In terms of the preparation of occlusal carious lesions, this study found that the majority of participants preferred a less invasive, conservative approach, only opting to remove the carious tooth tissue. Kuwaiti and Californian surveys also found that participants favoured a more conservative occlusal preparation and more invasive proximal preparation.16 This study found that the occlusal preparation preferred by participants was not associated with the year since qualification or if the participant had attended a caries management course. In comparison, more experienced French dentists tended to over extend their occlusal cavity preparations.15

Resin composite was the preferred material for both proximal and occlusal carious lesions for the majority of participants. This was also found to be the preferred material choice of majority of French, Kuwaiti and Californian dentists.13,14,15,16,17 This is likely to be driven by its improved aesthetics and the more conservative, biologically-driven cavity preparation design of resin composite restorations, but may also be partly influenced more recently by the outcomes of the Minamata Convention and Treaty, phasing down the use of and disposal of mercury in the environment.23 The year since qualification was shown to be associated with the material of choice used to restore occlusal lesions with more experienced dentists favouring resin-modified glass-ionomer cement (RMGIC). This could be due to the reduced procedural time of RMGIC placement, coupled with time pressures faced by NHS general dental practitioners. In comparison, more experienced dentists in France preferred amalgam15 to restore occlusal lesions.

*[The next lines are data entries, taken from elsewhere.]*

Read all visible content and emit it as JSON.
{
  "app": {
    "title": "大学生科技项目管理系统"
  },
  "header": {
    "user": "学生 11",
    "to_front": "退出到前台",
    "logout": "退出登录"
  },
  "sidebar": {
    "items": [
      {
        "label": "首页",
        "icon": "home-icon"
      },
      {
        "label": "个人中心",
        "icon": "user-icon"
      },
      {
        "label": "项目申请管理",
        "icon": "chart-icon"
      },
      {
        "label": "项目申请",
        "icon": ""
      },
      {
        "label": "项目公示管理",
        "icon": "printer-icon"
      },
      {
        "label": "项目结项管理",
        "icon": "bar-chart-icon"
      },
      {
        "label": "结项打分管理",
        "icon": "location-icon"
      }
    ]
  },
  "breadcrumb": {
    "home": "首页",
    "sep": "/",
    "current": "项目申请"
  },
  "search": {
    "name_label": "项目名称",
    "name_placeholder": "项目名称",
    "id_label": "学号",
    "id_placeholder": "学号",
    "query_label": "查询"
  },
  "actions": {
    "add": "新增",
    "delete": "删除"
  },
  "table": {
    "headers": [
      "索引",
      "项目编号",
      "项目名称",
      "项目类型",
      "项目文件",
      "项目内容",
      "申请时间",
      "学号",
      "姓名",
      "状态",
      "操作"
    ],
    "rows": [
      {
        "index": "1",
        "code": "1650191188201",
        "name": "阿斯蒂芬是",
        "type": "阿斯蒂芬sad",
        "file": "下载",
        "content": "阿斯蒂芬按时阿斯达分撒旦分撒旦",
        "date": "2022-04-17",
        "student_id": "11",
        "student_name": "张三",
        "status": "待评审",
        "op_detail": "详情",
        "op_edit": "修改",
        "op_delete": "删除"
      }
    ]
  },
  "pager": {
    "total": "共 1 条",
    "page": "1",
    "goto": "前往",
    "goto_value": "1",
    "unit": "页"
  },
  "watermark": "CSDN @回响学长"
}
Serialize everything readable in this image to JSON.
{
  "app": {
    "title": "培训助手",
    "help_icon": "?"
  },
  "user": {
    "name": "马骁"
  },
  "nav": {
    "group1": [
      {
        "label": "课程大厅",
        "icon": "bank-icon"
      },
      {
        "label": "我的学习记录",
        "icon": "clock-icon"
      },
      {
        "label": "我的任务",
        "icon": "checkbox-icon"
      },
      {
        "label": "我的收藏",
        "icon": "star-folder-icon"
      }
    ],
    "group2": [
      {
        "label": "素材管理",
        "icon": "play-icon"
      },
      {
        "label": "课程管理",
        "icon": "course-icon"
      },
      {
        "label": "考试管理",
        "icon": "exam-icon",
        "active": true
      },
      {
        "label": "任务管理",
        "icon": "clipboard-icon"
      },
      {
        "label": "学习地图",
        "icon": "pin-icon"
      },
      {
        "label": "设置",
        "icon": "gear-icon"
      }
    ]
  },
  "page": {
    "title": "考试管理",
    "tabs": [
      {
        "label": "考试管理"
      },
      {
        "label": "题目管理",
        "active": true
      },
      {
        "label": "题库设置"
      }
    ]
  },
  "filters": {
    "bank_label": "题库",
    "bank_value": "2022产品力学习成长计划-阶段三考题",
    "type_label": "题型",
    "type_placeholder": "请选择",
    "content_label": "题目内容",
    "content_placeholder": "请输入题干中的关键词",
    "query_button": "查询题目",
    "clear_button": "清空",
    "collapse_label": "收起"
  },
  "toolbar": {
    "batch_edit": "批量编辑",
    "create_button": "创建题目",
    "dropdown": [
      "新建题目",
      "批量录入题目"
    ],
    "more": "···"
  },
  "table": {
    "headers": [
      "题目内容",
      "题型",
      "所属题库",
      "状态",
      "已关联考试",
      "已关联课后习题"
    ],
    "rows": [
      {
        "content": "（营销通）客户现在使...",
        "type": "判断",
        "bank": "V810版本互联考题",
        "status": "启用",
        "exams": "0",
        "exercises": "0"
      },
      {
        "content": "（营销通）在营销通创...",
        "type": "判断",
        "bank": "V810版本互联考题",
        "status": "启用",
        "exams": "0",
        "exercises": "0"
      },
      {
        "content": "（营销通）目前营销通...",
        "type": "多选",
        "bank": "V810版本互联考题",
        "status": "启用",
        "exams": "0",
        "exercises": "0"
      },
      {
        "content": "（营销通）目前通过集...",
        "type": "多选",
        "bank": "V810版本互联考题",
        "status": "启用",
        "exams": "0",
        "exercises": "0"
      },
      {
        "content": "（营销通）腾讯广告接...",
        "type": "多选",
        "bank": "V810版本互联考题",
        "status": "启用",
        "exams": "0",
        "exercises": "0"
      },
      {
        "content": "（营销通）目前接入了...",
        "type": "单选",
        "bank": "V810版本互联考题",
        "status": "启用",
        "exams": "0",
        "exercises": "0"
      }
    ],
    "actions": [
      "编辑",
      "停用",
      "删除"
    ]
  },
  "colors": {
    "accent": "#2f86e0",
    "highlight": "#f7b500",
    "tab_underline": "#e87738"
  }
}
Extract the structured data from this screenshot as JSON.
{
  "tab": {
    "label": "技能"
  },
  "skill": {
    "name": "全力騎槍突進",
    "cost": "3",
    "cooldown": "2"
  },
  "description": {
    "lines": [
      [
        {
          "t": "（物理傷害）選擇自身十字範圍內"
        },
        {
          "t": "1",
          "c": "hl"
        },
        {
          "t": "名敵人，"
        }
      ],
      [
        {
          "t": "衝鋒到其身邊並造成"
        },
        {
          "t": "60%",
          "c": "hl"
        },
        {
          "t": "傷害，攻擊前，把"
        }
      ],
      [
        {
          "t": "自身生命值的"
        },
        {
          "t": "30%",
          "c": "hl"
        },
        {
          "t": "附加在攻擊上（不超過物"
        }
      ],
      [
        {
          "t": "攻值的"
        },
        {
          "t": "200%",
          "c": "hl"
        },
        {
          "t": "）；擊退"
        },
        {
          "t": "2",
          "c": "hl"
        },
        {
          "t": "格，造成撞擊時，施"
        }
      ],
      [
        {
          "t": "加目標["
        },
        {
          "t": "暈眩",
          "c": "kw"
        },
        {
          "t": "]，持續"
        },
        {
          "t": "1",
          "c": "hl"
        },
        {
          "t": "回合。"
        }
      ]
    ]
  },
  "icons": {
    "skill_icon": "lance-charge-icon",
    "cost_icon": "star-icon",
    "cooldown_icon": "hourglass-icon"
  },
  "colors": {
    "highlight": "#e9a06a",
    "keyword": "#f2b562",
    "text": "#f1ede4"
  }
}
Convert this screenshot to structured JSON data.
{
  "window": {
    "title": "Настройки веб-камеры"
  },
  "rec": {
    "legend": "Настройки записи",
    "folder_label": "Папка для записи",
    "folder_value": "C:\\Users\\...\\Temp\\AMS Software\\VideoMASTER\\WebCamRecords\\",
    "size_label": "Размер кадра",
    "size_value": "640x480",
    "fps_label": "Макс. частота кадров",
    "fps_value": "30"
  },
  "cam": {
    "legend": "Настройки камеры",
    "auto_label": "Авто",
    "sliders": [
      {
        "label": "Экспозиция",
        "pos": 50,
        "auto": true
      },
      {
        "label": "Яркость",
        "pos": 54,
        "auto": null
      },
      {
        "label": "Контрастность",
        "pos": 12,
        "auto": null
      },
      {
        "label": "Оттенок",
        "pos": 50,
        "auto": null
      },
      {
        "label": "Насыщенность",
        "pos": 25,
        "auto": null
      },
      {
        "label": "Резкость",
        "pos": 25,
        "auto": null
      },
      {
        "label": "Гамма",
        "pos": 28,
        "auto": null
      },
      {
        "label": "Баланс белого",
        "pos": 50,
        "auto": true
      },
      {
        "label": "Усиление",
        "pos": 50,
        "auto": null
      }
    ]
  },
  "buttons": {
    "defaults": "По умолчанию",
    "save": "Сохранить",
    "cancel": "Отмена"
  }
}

There are several limitations in this study that mean that its generalisability is limited. Firstly, only recently qualified dentists and dentists working in training practices with a focus on continuing education were assessed. Ninety-two percent of participants had read an article on caries management and 62% had attended a course on caries management. There may be selection bias and the answers given by the dentists who opted to participate in this study may be different to the dentists who did not participate in this study. This study investigated a London-based cohort which may or may not be generalisable to the general dental population. A further limitation of this study is that we are relying on the self-reporting of participants. It has been shown that there is little correlation between dentists stated restorative intervention thresholds and actual decisions in clinical practice.24 All scenarios used in the questionnaire were based on a 20-year-old patient who was a regular attender with good oral hygiene and therefore the results of this study only reflect the intervention thresholds and treatment decisions of this scenario. It has been reported in the literature that the restorative intervention threshold of dentists will change depending on the caries risk of the patient.16 Despite these limitations, several interesting findings were observed and the results may be of interest to both newly qualified dentists and dentists with >15 years' experience.


It is positive to see that the majority of participants would not treat enamel lesions with interventive dentistry. However, it is clear that there is still great variability of restorative intervention thresholds and treatment plans between general dental practitioners.

Irrespective of year of qualification and if the participant had attended a caries management course, further training and potential development of modern caries management guidelines may be beneficial to general practitioners. There is a need for further research on a larger scale throughout the UK to ascertain the restorative intervention threshold and treatment plans of general dental practitioners to guide standardisation.